Senator Hassan Discusses Need to Lower Prescription Drug Prices and Preserve Protections for Pre-existing Conditions


Senator Hassan with participants at today’s roundtable discussion at Cashin Senior Center in Manchester

MANCHESTER – Today, Senator Maggie Hassan hosted a roundtable discussion at the Cashin Senior Center about the need to preserve protections for people with pre-existing conditions and to take action to lower the cost of prescription drugs. She was joined by Dr. Jeffrey A. Cohen of Dartmouth-Hitchcock Health, Todd Fahey of AARP, and Granite Staters who shared their stories about the need to tackle these important health care priorities.

Last week, during a Senate Health, Education, Labor, and Pensions Committee hearing, Senator Hassan called out the Secretary of Health and Human Services, Alex Azar, for claiming that the Trump Administration is concerned about lowering prescription drug prices while also seeking to eliminate protections for people with pre-existing conditions, which would lead many Americans to lose health insurance coverage and, in turn, force them to pay more for prescription drugs.

See below for highlights from the discussion:

“Affordable health coverage is critical to the freedom, dignity, and well-being of our citizens and also to the strength of our economy,” Senator Hassan said.  “I hear all the time from seniors and families around New Hampshire that high drug cost are forcing them to make truly agonizing decisions. Do you put food on your table or do you fill a prescription that could improve, or in some cases, even save a life? I am focused on taking real action to lower health care costs, particularly with regard to prescription drugs. I am going to continue to stand against partisan attacks on Granite Staters and Americans’ health care, and will work with anyone who is focused on lowering health care costs.” 

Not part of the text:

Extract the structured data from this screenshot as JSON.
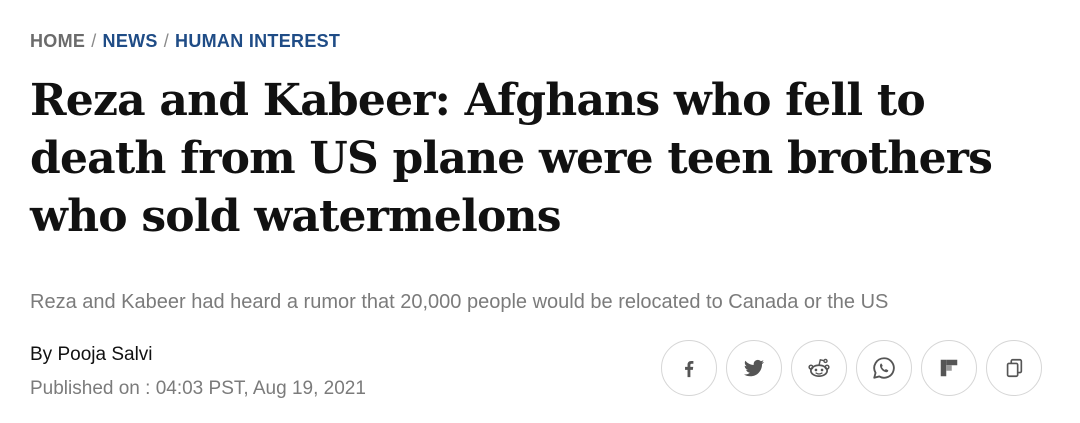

“I see these very hard choices for my patients, and it really is heart-rending,” said Dr. Jeffrey A. Cohen, speaking on the rising cost of prescription drugs. “On a personal level, this is something that every day I appreciate; the real difficulties that my patients experience. Something has to be done about this. I'm not a policy person, but there are areas, like [taking away] pre-existing conditions, that would just have a catastrophic effect on my patients...So I think we're really facing a crisis and I’m wondering when the tipping point will occur when people realize action needs to be taken.”

“I have two sons, my youngest has a genetic condition,” said Vanessa Gregoire, on her son’s health care costs. “It causes him to have hearing loss, speech apraxia, and asthma. Just his inhalers alone is something we have to budget for monthly. We are a typical, working family, we don't make tons of money...We do have to sometimes decide, OK, we can only put a little bit of gas in the car because we need to be able to afford his inhaler this week. We have to limit what we can do and how we live our lives just to be able to afford medication.”

"This is a health matter, this is not something we can dismiss" said Deborah Opramella, on discussing her family’s decision to prioritize their health. "On top of the medicine that my husband takes for his heath right now, and for the diabetes medicine that I take, we spend about $400 a month in medications alone. My husband has a great job, I have a good job, I can’t imagine another family doing what we're doing.”